Work request
While reading through the material below, copy each line that holds the word "this".

Entries supplied
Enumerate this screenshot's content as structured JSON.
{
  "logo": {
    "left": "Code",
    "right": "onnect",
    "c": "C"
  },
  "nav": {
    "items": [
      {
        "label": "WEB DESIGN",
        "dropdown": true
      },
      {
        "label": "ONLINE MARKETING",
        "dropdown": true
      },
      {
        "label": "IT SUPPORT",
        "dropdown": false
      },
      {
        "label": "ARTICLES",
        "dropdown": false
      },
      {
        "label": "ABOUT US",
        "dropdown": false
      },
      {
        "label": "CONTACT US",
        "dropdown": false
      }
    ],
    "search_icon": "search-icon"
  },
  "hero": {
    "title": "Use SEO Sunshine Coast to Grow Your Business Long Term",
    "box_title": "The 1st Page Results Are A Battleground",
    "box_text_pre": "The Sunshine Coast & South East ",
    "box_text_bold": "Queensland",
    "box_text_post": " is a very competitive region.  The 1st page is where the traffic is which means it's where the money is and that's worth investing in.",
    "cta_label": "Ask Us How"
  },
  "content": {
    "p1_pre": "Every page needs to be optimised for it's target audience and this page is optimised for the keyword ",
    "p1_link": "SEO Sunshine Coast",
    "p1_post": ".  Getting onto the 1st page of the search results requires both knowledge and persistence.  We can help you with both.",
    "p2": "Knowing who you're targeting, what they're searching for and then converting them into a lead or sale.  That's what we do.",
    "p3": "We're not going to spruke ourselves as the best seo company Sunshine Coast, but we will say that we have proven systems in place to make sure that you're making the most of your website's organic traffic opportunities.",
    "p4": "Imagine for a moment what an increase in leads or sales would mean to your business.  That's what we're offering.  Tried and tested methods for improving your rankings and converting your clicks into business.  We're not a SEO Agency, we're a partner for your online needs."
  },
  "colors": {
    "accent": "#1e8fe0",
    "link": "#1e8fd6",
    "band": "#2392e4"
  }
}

Solution below
Enumerate this screenshot's content as structured JSON.
    "p1_pre": "Every page needs to be optimised for it's target audience and this page is optimised for the keyword ",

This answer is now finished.